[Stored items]
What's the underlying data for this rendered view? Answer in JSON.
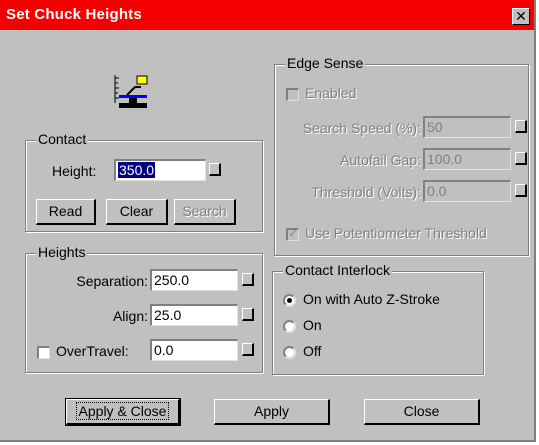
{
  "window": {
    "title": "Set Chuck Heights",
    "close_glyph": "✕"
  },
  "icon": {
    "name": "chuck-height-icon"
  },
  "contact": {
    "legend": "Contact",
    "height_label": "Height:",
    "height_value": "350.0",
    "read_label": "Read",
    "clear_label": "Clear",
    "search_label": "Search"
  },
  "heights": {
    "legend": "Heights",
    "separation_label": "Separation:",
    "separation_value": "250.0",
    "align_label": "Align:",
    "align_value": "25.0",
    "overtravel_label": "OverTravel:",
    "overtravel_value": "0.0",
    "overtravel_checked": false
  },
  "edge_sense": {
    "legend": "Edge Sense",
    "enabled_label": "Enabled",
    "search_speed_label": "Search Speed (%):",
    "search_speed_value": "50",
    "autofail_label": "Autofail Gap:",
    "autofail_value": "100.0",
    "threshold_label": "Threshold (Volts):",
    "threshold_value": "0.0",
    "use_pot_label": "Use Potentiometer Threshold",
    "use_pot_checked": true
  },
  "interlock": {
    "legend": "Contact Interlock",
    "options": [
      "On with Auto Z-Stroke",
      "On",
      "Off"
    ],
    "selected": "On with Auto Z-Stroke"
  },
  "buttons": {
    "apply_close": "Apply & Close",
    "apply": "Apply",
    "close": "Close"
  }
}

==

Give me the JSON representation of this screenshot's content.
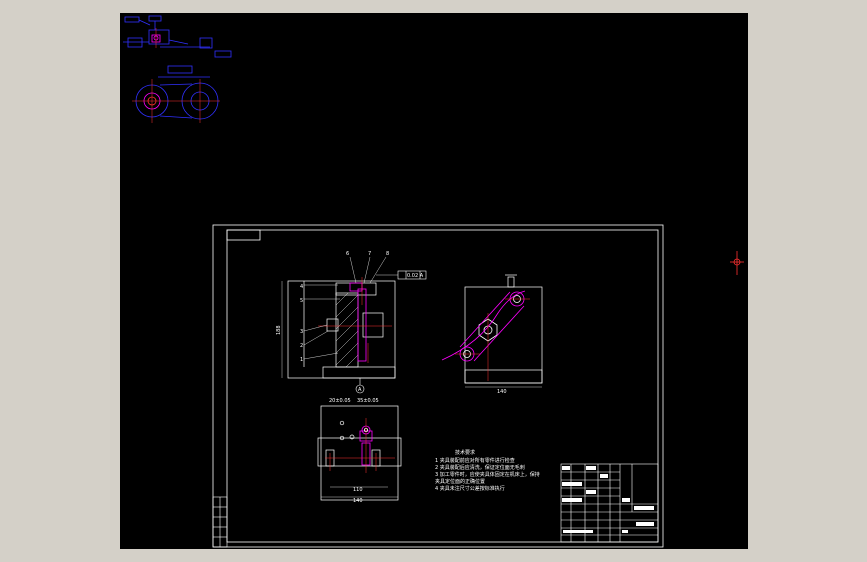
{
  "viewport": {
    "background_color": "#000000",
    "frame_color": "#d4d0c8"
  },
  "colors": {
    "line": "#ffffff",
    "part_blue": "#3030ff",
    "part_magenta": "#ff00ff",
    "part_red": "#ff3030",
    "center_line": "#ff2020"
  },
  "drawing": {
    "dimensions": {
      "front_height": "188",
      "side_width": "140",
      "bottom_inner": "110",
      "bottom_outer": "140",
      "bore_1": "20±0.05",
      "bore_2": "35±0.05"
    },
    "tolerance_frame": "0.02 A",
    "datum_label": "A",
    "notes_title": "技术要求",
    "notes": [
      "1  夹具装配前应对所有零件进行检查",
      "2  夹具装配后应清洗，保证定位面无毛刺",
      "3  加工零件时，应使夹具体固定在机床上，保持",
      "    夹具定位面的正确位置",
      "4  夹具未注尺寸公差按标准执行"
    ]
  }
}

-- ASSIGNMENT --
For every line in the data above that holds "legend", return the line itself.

-- WRITTEN ANSWER --
    "legend": "Contact",
    "legend": "Heights",
    "legend": "Edge Sense",
    "legend": "Contact Interlock",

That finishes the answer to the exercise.